Wherever "title" appears in the records below, copy the line that holds it.

(Dataset items)
------------------------
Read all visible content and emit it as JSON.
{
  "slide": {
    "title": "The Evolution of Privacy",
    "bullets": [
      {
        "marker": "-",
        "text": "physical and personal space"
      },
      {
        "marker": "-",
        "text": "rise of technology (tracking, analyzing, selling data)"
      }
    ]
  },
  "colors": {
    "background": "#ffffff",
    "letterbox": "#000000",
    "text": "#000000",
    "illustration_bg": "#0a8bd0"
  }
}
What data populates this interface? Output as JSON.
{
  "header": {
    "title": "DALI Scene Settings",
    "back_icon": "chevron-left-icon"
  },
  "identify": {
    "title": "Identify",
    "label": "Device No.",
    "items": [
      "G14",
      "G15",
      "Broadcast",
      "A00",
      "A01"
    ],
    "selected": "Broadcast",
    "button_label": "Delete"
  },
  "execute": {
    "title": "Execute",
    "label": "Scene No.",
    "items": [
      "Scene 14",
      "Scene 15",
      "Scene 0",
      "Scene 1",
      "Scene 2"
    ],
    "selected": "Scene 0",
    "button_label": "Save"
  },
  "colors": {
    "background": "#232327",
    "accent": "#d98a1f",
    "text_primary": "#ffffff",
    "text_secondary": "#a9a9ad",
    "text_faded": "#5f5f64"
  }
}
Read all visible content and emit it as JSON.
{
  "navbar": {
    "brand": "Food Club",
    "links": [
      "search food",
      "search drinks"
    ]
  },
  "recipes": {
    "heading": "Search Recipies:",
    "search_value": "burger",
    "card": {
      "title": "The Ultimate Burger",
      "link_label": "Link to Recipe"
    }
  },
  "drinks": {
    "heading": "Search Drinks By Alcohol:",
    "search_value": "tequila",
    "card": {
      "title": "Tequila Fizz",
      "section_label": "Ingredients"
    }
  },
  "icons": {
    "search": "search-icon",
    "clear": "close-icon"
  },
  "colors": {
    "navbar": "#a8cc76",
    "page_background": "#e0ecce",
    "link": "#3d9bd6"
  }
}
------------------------
Answer box:
    "title": "The Evolution of Privacy",
    "title": "DALI Scene Settings",
    "title": "Identify",
    "title": "Execute",
      "title": "The Ultimate Burger",
      "title": "Tequila Fizz",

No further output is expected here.